Some Indiana educators are arguing that there are times when it is appropriate for guns to be in schools.
Believing guns have received too much recent negative publicity, Steve Wheatley, an environmental studies teacher at Franklin Community High School who is a member of the National Rifle Association, invited the local news media to visit a seven-day course he offers on assembling muzzleloaders.
The firearm was originally manufactured during the 19th century and takes several minutes to load and fire.
But Mr. Wheatley's intention of attracting positive publicity went awry, and journalists instead questioned whether a school should be teaching students how to assemble, load, and fire guns, according to Walter A. Vanderbush, the principal of the 1,500-student school in Franklin, Ind.
Reporters quoted Kevin C. McDowell, the general counsel for the Indiana Department of Education, as saying that the course violated a state law prohibiting firearms on school property.
Last week, Mr. McDowell said he still believed that to be so, but added that the violation does not warrant local prosecutors' shutting down the class.
Both Mr. Vanderbush and James M. Halik, the superintendent of the Franklin district, argued that the course is legal because the teacher keeps the parts of the guns that would make them "fireable" and lets the students put them in the guns only at a local firing range off campus.

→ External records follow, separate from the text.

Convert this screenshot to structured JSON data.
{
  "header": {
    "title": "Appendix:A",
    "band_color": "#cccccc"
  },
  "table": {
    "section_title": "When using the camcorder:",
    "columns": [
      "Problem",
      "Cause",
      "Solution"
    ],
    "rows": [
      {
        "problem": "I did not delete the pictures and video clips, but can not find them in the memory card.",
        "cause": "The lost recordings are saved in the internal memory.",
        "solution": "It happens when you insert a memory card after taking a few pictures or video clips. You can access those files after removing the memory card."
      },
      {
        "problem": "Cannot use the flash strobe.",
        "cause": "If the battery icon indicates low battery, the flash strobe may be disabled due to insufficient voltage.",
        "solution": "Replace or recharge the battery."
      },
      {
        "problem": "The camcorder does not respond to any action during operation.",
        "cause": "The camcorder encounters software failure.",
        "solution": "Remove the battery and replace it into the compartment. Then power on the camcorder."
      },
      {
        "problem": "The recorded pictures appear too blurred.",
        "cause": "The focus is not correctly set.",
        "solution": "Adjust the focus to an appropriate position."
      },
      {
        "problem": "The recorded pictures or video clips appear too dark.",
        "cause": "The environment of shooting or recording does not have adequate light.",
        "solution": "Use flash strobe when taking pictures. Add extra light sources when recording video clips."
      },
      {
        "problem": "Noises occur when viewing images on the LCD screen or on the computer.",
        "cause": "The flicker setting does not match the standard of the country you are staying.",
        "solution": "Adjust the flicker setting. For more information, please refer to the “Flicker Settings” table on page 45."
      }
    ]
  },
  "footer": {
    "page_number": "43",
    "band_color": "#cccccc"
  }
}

The administrators said the class teaches the students, some of whom are avid deer hunters, about gun safety and also about U.S. history.
Mr. Halik noted that Camp Atterbury, an old U.S. Army camp in the community, offers a muzzleloading hunting season in its wilderness area.
"Now we know the students who go there know how to operate a gun [properly]," he said.
—Mary Ann Zehr
Vol. 19, Issue 21, Page 3Published in Print: February 2, 2000, as Take Note